If it is fame that we seek, we will have to adopt the misguided values of the majority: It is by skill in wrongdoing that one cultivates popular acclaim. You must make yourself like them: they will not approve of you unless they recognise you. Although we would be foolish to seek out fame, we might nonetheless fall into it by way of our good works, in which case we should utilise it for the greater good, like Elton John or David Attenborough.
If it is wealth that we seek, we would do well to remember that wealth is not the answer to our problems, since there are many wealthy people who nonetheless feel wretched, and sometimes all the more wretched for being wealthy.
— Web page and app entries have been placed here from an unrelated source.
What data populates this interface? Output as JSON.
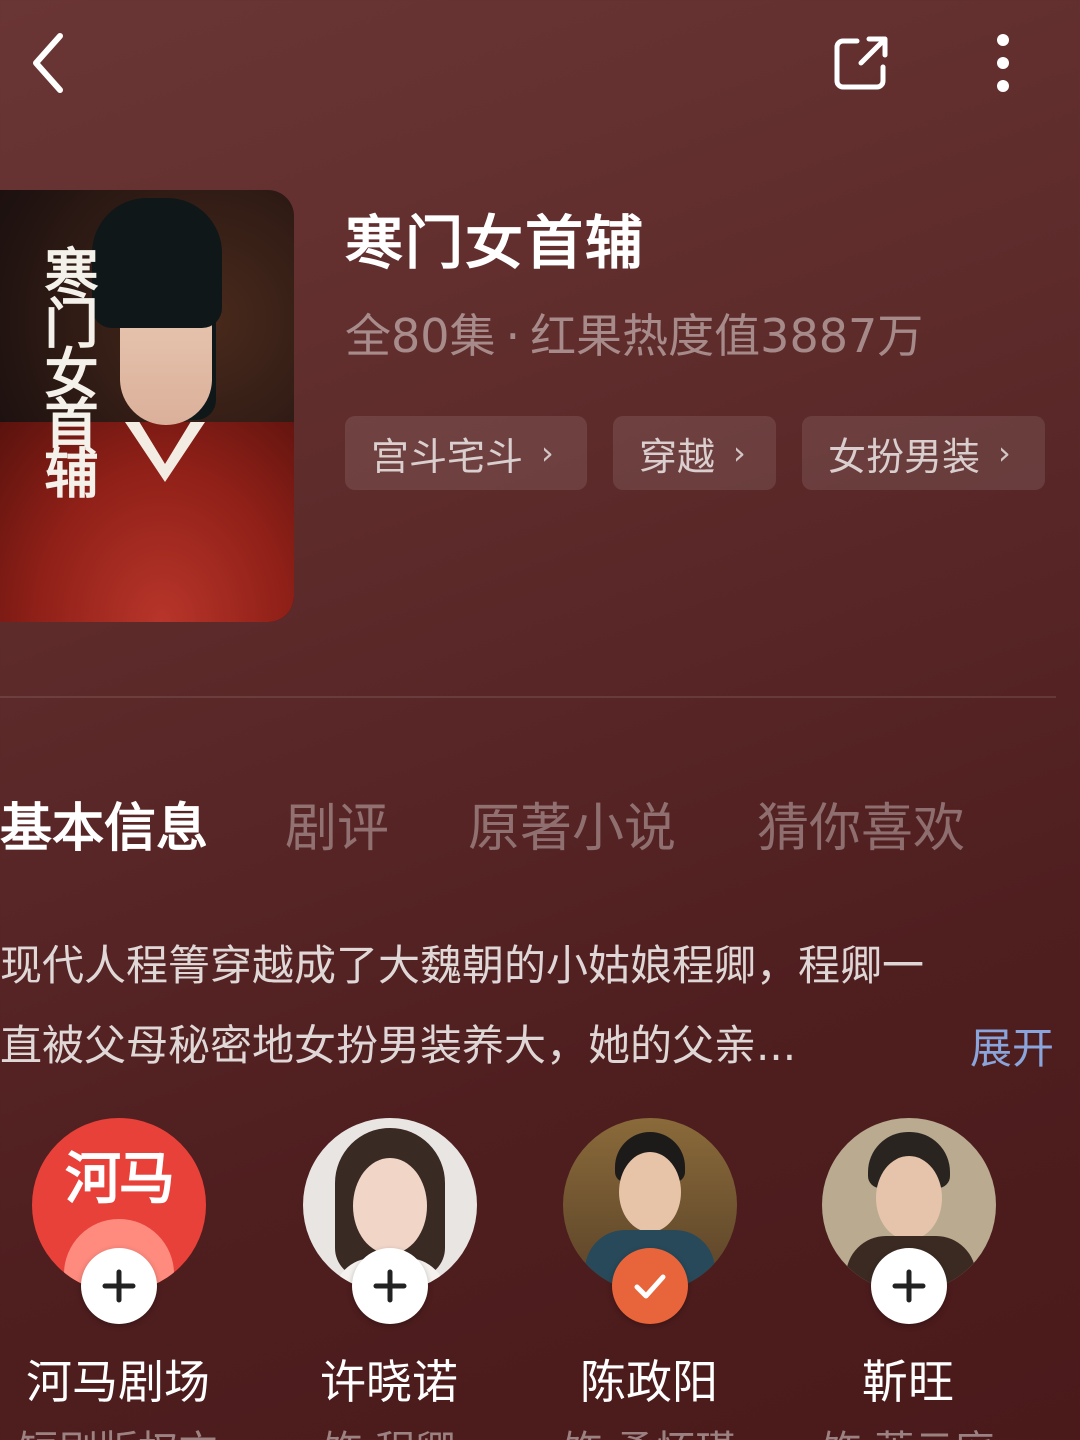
{
  "header": {
    "back_icon": "chevron-left-icon",
    "share_icon": "share-icon",
    "more_icon": "more-vertical-icon"
  },
  "poster": {
    "calligraphy": "寒门女首辅",
    "gallery_icon": "gallery-icon"
  },
  "show": {
    "title": "寒门女首辅",
    "episodes": "全80集",
    "separator": "·",
    "heat": "红果热度值3887万"
  },
  "tags": [
    {
      "label": "宫斗宅斗"
    },
    {
      "label": "穿越"
    },
    {
      "label": "女扮男装"
    }
  ],
  "tabs": [
    {
      "label": "基本信息",
      "active": true
    },
    {
      "label": "剧评"
    },
    {
      "label": "原著小说"
    },
    {
      "label": "猜你喜欢"
    }
  ],
  "synopsis": {
    "line1": "现代人程箐穿越成了大魏朝的小姑娘程卿，程卿一",
    "line2": "直被父母秘密地女扮男装养大，她的父亲...",
    "expand_label": "展开"
  },
  "cast": [
    {
      "name": "河马剧场",
      "role": "短剧版权方",
      "avatar_text": "河马",
      "followed": false
    },
    {
      "name": "许晓诺",
      "role": "饰 程卿",
      "followed": false
    },
    {
      "name": "陈政阳",
      "role": "饰 柔怀瑾",
      "followed": true
    },
    {
      "name": "靳旺",
      "role": "饰 萧云庭",
      "followed": false
    }
  ],
  "colors": {
    "background": "#5e2b2b",
    "accent_link": "#8aa4dc",
    "followed_badge": "#e8643a"
  }
}
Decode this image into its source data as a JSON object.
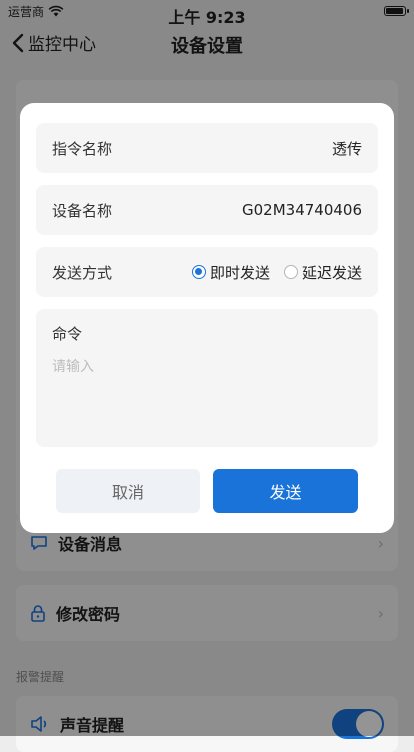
{
  "statusbar": {
    "carrier": "运营商",
    "time": "上午 9:23"
  },
  "nav": {
    "back_label": "监控中心",
    "title": "设备设置"
  },
  "background": {
    "device_messages": "设备消息",
    "change_password": "修改密码",
    "alarm_section": "报警提醒",
    "sound_alert": "声音提醒",
    "sound_alert_on": true
  },
  "dialog": {
    "command_name_label": "指令名称",
    "command_name_value": "透传",
    "device_name_label": "设备名称",
    "device_name_value": "G02M34740406",
    "send_mode_label": "发送方式",
    "send_mode_options": [
      "即时发送",
      "延迟发送"
    ],
    "send_mode_selected": "即时发送",
    "command_label": "命令",
    "command_placeholder": "请输入",
    "cancel_label": "取消",
    "send_label": "发送"
  },
  "colors": {
    "accent": "#1a73d9"
  }
}
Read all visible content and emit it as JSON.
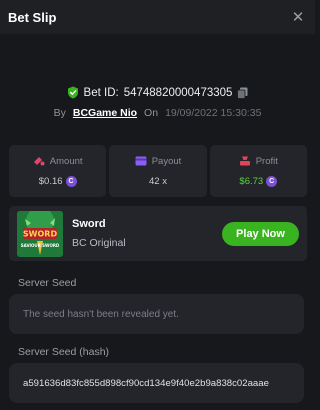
{
  "header": {
    "title": "Bet Slip",
    "close_icon": "close-icon"
  },
  "bet": {
    "id_label": "Bet ID:",
    "id_value": "54748820000473305",
    "by_label": "By",
    "user": "BCGame Nio",
    "on_label": "On",
    "date": "19/09/2022 15:30:35"
  },
  "stats": {
    "amount": {
      "label": "Amount",
      "value": "$0.16",
      "icon": "amount-icon"
    },
    "payout": {
      "label": "Payout",
      "value": "42 x",
      "icon": "payout-icon"
    },
    "profit": {
      "label": "Profit",
      "value": "$6.73",
      "icon": "profit-icon"
    }
  },
  "game": {
    "name": "Sword",
    "provider": "BC Original",
    "play_label": "Play Now",
    "thumb_title": "SWORD",
    "thumb_subtitle": "SAVIOUR SWORD"
  },
  "server_seed": {
    "label": "Server Seed",
    "value": "The seed hasn't been revealed yet."
  },
  "server_seed_hash": {
    "label": "Server Seed (hash)",
    "value": "a591636d83fc855d898cf90cd134e9f40e2b9a838c02aaae"
  },
  "colors": {
    "background": "#17181b",
    "panel": "#23252a",
    "accent_green": "#3ab320",
    "profit_green": "#5bd23c",
    "coin_purple": "#7b4fd8"
  }
}
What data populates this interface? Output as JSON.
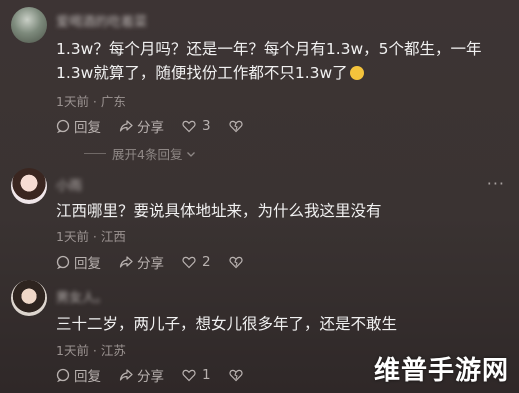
{
  "comments": [
    {
      "username": "爱喝酒的吃着菜",
      "text_line1": "1.3w？每个月吗？还是一年？每个月有1.3w，5个都生，一年",
      "text_line2": "1.3w就算了，随便找份工作都不只1.3w了",
      "meta": "1天前 · 广东",
      "reply_label": "回复",
      "share_label": "分享",
      "like_count": "3",
      "expand_label": "展开4条回复"
    },
    {
      "username": "小雨",
      "text_line1": "江西哪里？要说具体地址来，为什么我这里没有",
      "meta": "1天前 · 江西",
      "reply_label": "回复",
      "share_label": "分享",
      "like_count": "2",
      "more_label": "···"
    },
    {
      "username": "男女人。",
      "text_line1": "三十二岁，两儿子，想女儿很多年了，还是不敢生",
      "meta": "1天前 · 江苏",
      "reply_label": "回复",
      "share_label": "分享",
      "like_count": "1"
    }
  ],
  "watermark": "维普手游网",
  "icons": {
    "reply": "reply-icon",
    "share": "share-icon",
    "like": "heart-icon",
    "dislike": "dislike-icon",
    "expand": "chevron-down-icon",
    "emoji": "laughing-emoji-icon"
  },
  "colors": {
    "background": "#3a3332",
    "text": "#f1f1f1",
    "meta": "#9b9391",
    "watermark": "#ffffff"
  }
}
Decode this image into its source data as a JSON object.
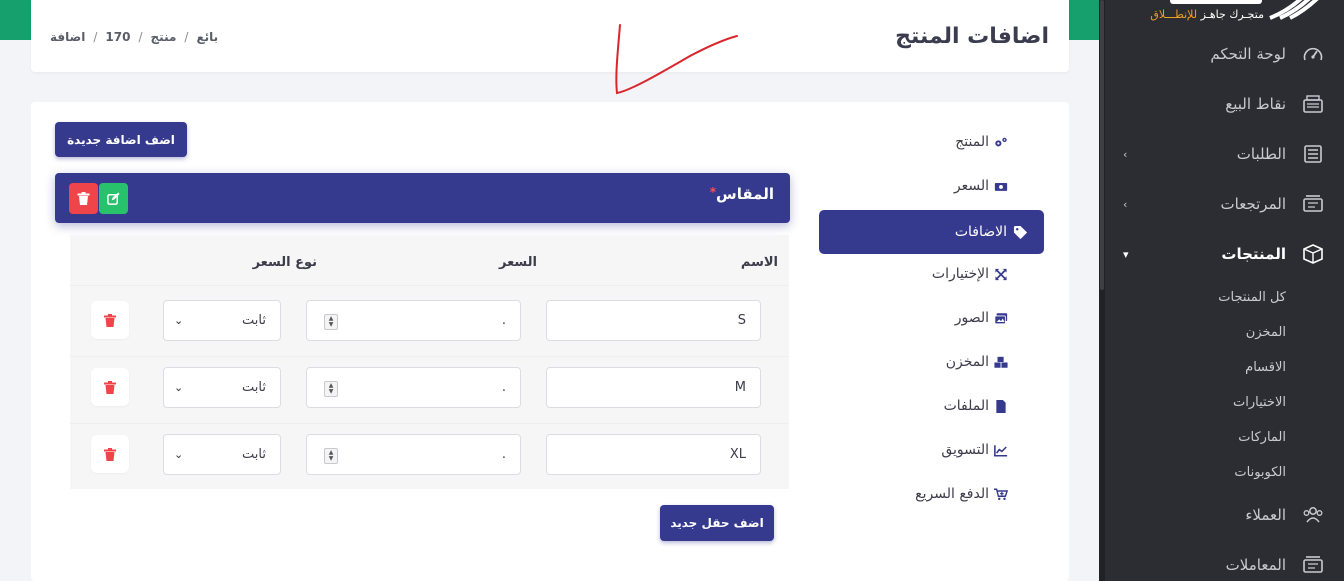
{
  "sidebar": {
    "logo_tagline_part1": "متجـرك جاهـز ",
    "logo_tagline_part2": "للإنطـــلاق",
    "items": [
      {
        "label": "لوحة التحكم",
        "icon": "speedometer-icon"
      },
      {
        "label": "نقاط البيع",
        "icon": "cash-register-icon"
      },
      {
        "label": "الطلبات",
        "icon": "list-icon"
      },
      {
        "label": "المرتجعات",
        "icon": "return-icon"
      },
      {
        "label": "المنتجات",
        "icon": "box-icon"
      },
      {
        "label": "العملاء",
        "icon": "users-icon"
      },
      {
        "label": "المعاملات",
        "icon": "transactions-icon"
      }
    ],
    "sub_items": [
      "كل المنتجات",
      "المخزن",
      "الاقسام",
      "الاختيارات",
      "الماركات",
      "الكوبونات"
    ]
  },
  "header": {
    "title": "اضافات المنتج",
    "breadcrumb": [
      "بائع",
      "منتج",
      "170",
      "اضافة"
    ]
  },
  "product_menu": [
    {
      "label": "المنتج",
      "icon": "gears-icon"
    },
    {
      "label": "السعر",
      "icon": "money-bill-icon"
    },
    {
      "label": "الاضافات",
      "icon": "tags-icon"
    },
    {
      "label": "الإختيارات",
      "icon": "expand-arrows-icon"
    },
    {
      "label": "الصور",
      "icon": "images-icon"
    },
    {
      "label": "المخزن",
      "icon": "cubes-icon"
    },
    {
      "label": "الملفات",
      "icon": "file-icon"
    },
    {
      "label": "التسويق",
      "icon": "chart-line-icon"
    },
    {
      "label": "الدفع السريع",
      "icon": "cart-plus-icon"
    }
  ],
  "buttons": {
    "add_new_addition": "اضف اضافة جديدة",
    "add_new_field": "اضف حقل جديد"
  },
  "addon_group": {
    "title": "المقاس",
    "required_mark": "*"
  },
  "table": {
    "headers": {
      "name": "الاسم",
      "price": "السعر",
      "price_type": "نوع السعر"
    },
    "rows": [
      {
        "name": "S",
        "price": ".",
        "price_type": "ثابت"
      },
      {
        "name": "M",
        "price": ".",
        "price_type": "ثابت"
      },
      {
        "name": "XL",
        "price": ".",
        "price_type": "ثابت"
      }
    ]
  },
  "colors": {
    "primary": "#363a8e",
    "sidebar_bg": "#2b2d32",
    "top_bar": "#16a06e",
    "delete": "#f0444b",
    "edit": "#27c26b",
    "scribble": "#d9262d"
  }
}
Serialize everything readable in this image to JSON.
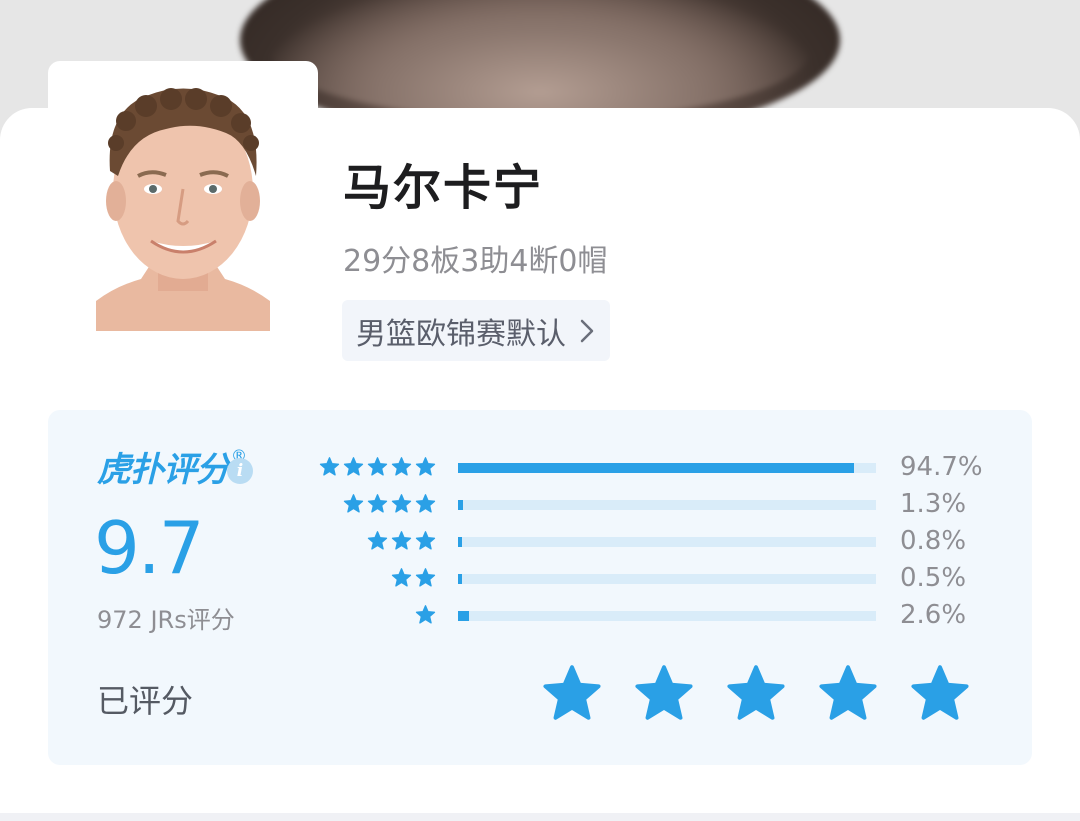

We suppose that wealth increases our pleasures, but the greatest pleasures are in any case simple and easy to obtain if only our mind is open to them: eating, sleeping, bathing, seeing a friend, walking in a beautiful garden. If anything, wealth removes us from our pleasures by habituating us to luxury and shifting our focus onto itself: He enjoys riches most who has least need of riches. While he is thinking about its increase, he is forgetting about its use.
Even allowing that wealth does increase our pleasures, pleasure is not the be-all and end-all, but, like wealth, distracts from our higher purpose, which is the work of the mind: Maecenas would have provided a fine example of Roman rhetoric, had he not been weakened, even castrated, by his great wealth.
Just as a horse ought to be judged on its speed rather than its harness, so a man ought to be judged on his mind rather than his property, because it is reason, and not wealth, that is the measure of a man. Many people have wealth in the same way that people are said to have a fever when it is in fact the fever that has hold of us. If our mind is diseased, what does it matter whether our sickbed is made of wood or gold?
Stoics, by virtue of their virtue, are predisposed to wealth, and, even without seeking it—especially without seeking it—may end up being very wealthy. There is no harm in being wealthy and occasionally enjoying wealth, so long as our money smells good and we are not tied to it.
The real value of money is to buy time for the mind; the real value of fame is to disseminate its fruits. Fame and fortune should never be our masters, but only ever our slaves.
Neel Burton is author of Stoic Stories.
Seneca, Letters to Lucilius, Letter 94.
Seneca, Letters to Lucilius, Letter 59.
Seneca, Letters to Lucilius, Letter 104.
Seneca, Letters to Lucilius, Letter 94.
Seneca, Letters to Lucilius, Letter 29.
Seneca, Letters to Lucilius, Letter 14.
Seneca, Letters to Lucilius, Letter 19.
Seneca, Letters to Lucilius, Letter 119.